Bitcoin remains bid and consolidates below the $20,000 level. So far, every dip has been bought, and more institutional investors reveal stakes in Bitcoin.
On the one hand, MicroStrategy revealed that it has added to its long position by buying close to the recent highs. However, this is nothing new as the company has as part of its policy to invest a certain percentage of revenue in Bitcoin.
The latest institutional investor joining the crypto frenzy is MassMutual – a $235 billion insurance company. It just revealed a $100 million purchase of Bitcoin, and suddenly we do have an explanation for why the price of the cryptocurrency remains bid on every dip.
Long-Term Diversification Benefits

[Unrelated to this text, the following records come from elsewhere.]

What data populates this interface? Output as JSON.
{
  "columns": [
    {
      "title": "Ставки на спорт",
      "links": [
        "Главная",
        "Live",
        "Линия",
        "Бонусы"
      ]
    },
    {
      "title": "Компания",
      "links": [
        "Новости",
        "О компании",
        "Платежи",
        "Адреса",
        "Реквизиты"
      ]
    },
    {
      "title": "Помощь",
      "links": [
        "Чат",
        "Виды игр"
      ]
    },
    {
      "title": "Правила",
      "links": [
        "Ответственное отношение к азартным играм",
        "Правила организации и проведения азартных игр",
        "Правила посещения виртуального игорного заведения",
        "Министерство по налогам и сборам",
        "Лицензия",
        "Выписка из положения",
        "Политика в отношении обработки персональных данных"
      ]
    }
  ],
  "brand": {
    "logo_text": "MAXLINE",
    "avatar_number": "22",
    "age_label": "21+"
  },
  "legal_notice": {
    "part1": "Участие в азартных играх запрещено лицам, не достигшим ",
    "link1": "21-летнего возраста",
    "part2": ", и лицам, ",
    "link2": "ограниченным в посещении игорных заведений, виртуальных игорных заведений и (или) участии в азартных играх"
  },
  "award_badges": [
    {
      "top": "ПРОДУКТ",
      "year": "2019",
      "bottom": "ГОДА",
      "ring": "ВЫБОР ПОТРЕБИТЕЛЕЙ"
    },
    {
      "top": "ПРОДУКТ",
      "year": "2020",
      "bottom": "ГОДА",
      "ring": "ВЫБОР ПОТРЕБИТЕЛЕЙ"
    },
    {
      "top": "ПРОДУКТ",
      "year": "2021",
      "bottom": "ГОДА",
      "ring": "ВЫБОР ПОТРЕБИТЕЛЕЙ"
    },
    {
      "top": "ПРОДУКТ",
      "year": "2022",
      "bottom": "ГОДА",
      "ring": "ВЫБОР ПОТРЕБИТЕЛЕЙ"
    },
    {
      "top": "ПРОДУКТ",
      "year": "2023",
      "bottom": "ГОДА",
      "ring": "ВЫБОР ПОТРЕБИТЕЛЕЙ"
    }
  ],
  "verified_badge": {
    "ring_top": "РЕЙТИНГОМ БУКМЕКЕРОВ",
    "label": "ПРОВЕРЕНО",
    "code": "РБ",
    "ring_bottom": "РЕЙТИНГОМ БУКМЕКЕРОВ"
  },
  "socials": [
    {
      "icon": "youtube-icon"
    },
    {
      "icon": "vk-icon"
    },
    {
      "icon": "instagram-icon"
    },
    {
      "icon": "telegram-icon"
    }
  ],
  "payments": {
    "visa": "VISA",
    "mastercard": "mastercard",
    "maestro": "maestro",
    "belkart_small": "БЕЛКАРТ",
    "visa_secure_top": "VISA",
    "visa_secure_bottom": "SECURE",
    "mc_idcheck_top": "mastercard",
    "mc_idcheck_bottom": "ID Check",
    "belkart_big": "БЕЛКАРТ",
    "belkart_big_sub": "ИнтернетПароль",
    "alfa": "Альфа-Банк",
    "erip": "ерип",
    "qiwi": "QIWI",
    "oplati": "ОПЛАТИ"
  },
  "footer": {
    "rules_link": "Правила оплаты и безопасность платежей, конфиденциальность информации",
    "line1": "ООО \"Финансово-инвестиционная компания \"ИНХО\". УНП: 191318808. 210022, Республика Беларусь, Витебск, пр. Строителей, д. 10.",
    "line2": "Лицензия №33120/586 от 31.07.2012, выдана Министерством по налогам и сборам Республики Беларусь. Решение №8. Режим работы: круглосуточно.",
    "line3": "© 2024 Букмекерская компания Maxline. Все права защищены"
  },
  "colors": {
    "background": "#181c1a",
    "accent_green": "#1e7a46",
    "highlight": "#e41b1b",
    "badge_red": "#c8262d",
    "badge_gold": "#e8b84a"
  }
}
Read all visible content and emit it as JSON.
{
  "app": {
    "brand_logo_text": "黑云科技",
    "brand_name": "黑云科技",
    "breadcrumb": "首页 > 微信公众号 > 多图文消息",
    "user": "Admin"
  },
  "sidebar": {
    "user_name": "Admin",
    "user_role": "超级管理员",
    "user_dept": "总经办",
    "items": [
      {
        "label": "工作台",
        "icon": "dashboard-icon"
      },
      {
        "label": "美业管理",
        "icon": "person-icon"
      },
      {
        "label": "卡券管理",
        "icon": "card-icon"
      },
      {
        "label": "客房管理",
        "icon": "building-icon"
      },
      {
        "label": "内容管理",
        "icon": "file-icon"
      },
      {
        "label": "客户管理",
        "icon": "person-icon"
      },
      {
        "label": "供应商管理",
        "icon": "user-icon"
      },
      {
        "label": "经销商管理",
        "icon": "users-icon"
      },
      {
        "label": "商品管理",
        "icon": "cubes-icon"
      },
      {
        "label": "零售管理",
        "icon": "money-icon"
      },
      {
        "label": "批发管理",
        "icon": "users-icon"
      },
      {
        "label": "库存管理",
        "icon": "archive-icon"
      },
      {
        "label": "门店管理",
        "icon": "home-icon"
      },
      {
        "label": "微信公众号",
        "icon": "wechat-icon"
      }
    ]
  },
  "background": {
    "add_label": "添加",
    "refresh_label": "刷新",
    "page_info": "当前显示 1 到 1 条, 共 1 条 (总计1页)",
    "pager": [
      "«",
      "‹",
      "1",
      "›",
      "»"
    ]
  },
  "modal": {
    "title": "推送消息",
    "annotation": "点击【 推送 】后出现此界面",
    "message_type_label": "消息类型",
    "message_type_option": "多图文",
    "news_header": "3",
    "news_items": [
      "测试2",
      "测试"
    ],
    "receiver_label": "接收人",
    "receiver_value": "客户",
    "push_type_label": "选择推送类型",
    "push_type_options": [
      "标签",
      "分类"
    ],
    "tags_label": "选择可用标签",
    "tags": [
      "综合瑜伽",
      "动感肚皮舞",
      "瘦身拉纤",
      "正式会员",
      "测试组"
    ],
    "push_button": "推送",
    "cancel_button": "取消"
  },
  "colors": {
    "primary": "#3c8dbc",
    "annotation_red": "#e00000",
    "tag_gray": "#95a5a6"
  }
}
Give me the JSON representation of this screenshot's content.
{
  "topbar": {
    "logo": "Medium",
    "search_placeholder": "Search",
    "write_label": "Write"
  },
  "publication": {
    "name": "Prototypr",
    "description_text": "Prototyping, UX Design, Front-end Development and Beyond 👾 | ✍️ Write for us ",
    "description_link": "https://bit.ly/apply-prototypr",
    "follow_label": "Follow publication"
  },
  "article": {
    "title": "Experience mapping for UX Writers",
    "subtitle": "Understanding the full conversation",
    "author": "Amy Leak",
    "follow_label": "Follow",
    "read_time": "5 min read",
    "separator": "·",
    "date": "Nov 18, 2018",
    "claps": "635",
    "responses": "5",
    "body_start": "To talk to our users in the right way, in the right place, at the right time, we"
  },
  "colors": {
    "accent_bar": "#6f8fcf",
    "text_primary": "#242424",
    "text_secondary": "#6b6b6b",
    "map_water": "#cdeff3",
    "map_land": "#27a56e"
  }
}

Insurance companies usually apply a long-term investment strategy for their general investment accounts. With over two-hundred billion dollars in assets, the current exposure to Bitcoin for MassMutual appears only designed to diversify the portfolio.
As we have seen lately, the two main assets considered as mandatory in a long-term portfolio (i.e., gold and Bitcoin) can diverge. While most of 2020 they moved in a positive correlation, the two diverged strongly since October. As such, gold corrected from the all-time highs to the current $1,820 while Bitcoin almost doubled in price since October, rising from $10,000 close to $20,000.
The problem with Bitcoin remains its relatively small market, which offers an answer for its high volatility. A long-term investment makes sense as you never know where Bitcoin might go. As one of the recent institutional investors put it, the world did not understand much of the Internet in the 90s, so it might be something similar to Bitcoin in the present.
Sure, if one pinpoints to Bitcoin’s performance in a specific period, then doubling your investment from the start of October 2020 to the end of November the same year is fantastic. As such, many holders (i.e., long-term investors from the retail community) are asking why do other traders/investors hesitate in joining the Bitcoin race?
The answer comes from volatility. While everyone talks about the positive performance, few mention the negative one. For instance, since the start of 2020, Bitcoin first lost about 60% of its value before bouncing.
Hence, if your investment strategy is not affected by such a discrepancy, then Bitcoin is the right asset for it. In other words, the only way institutional investors join the Bitcoin race is by investing a tiny fraction of their portfolios. Hodlers do just the opposite – at their own peril.